Population Patterns Europe has a diverse population with many ethnic groups. While these groups live together peacefully in most countries, ethnic tensions exist on the Balkan Peninsula. Europeans are working toward greater unity, based on a commitment to democracy and free markets. The population density is greater in Europe than on any other continent except Asia, with most people concentrated in areas with fertile soil, favorable climates, mineral resources, and inland waterways. The Industrial Revolution changed Europe to an urban society. Cities today face problems of overcrowding and pollution, but they also are combining old and new ways of life in unique ways. Labor shortages during the 1950s and 1960s brought many immigrants to Europe. Despite these immigrants, Europe's overall population is shrinking.
History and Government Because of the closeness to the sea and passes through mountain ranges, people have easily moved and settled in the region. The first humans lived in Europe more than a million years ago. Early cultures include ancient Greece and Rome. By the late A.D. 300s, Christianity began to dominate European history, although Judaism and Islam also influenced the region. Feudalism replaced centralized governments during the Middle Ages. The Renaissance brought many scientific advances and explorations into other regions of the world. Political and economic revolutions spread the ideals of democracy and brought industrial capitalism and communism. At the end of two world wars, Europe became divided into communist and non-communist countries, but communism collapsed during the 1990s. The European Union continues to bring the people of the region closer together.
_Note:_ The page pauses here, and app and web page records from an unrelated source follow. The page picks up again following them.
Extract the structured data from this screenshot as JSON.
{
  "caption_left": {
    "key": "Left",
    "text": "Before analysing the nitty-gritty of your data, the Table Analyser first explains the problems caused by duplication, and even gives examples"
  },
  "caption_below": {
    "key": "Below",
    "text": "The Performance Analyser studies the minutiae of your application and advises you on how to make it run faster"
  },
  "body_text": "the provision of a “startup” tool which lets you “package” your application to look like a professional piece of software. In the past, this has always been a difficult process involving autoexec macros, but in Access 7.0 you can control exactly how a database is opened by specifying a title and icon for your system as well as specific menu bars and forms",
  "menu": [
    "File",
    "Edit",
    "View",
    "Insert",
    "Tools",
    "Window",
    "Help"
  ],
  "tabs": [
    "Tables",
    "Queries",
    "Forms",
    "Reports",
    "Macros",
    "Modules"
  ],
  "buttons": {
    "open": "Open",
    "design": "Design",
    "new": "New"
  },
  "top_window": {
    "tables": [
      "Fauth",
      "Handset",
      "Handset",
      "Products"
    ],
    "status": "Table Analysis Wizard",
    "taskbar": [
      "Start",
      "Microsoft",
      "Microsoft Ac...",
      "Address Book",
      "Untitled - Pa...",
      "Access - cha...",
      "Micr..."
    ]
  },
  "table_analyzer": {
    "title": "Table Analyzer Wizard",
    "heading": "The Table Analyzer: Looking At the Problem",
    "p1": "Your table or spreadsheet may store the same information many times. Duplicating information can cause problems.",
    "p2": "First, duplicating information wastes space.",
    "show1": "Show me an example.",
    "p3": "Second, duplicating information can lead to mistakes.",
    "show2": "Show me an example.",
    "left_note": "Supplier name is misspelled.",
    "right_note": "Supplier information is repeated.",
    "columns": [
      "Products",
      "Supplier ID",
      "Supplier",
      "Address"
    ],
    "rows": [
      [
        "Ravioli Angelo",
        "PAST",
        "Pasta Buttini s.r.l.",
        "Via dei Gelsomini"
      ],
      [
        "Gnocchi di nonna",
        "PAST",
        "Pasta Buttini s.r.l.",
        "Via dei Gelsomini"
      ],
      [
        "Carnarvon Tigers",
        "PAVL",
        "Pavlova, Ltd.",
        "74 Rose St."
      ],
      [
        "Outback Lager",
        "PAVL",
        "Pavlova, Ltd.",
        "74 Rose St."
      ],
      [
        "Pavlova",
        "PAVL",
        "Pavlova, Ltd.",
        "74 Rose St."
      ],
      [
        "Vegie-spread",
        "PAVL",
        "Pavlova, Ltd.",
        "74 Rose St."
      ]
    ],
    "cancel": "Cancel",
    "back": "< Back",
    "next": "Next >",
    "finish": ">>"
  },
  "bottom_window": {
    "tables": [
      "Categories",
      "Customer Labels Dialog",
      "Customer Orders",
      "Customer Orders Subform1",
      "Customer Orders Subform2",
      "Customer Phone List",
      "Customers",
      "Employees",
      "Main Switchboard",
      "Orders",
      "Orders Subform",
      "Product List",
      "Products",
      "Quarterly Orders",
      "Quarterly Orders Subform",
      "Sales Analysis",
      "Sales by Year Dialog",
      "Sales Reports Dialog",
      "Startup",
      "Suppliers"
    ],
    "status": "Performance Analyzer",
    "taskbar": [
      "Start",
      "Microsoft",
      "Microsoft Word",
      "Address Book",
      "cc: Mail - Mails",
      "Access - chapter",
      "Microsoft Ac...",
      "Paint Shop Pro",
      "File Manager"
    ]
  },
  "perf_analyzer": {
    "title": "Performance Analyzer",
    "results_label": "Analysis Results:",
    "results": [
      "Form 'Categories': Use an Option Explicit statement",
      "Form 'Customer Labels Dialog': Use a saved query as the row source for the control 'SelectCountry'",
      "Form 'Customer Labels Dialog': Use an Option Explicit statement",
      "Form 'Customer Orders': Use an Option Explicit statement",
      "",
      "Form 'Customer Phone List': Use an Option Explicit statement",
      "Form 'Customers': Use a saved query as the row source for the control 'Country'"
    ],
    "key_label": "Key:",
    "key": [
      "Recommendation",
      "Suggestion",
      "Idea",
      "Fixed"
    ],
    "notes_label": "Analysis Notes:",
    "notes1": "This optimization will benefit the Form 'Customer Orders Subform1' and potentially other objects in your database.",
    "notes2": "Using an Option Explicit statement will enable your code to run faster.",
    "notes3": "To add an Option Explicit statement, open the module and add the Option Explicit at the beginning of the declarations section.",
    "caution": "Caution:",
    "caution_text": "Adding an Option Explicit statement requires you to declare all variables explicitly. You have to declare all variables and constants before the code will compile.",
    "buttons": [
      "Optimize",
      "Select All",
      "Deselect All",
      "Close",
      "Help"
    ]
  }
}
Cultures and Lifestyles Europe is richly diverse in its culture. There are about 50 different languages, with more than 100 dialects. Most languages belong to the Indo-European language family. Christianity is the primary religion, although other religions exist as well. In some areas, such as Northern Ireland and the Balkan Peninsula, religion has divided Europeans. European art forms have spread around the world. Early art forms show a close relationship to religion, while beginning in the 1500s and 1600s, everyday subjects became included. Except for areas of conflict, Europeans enjoy a high standard of living and education. Many countries offer complete social welfare programs, although family life and support are important. Europeans enjoy a variety of sports. Festivities are often linked to religious holidays or celebrations of historical dates or people.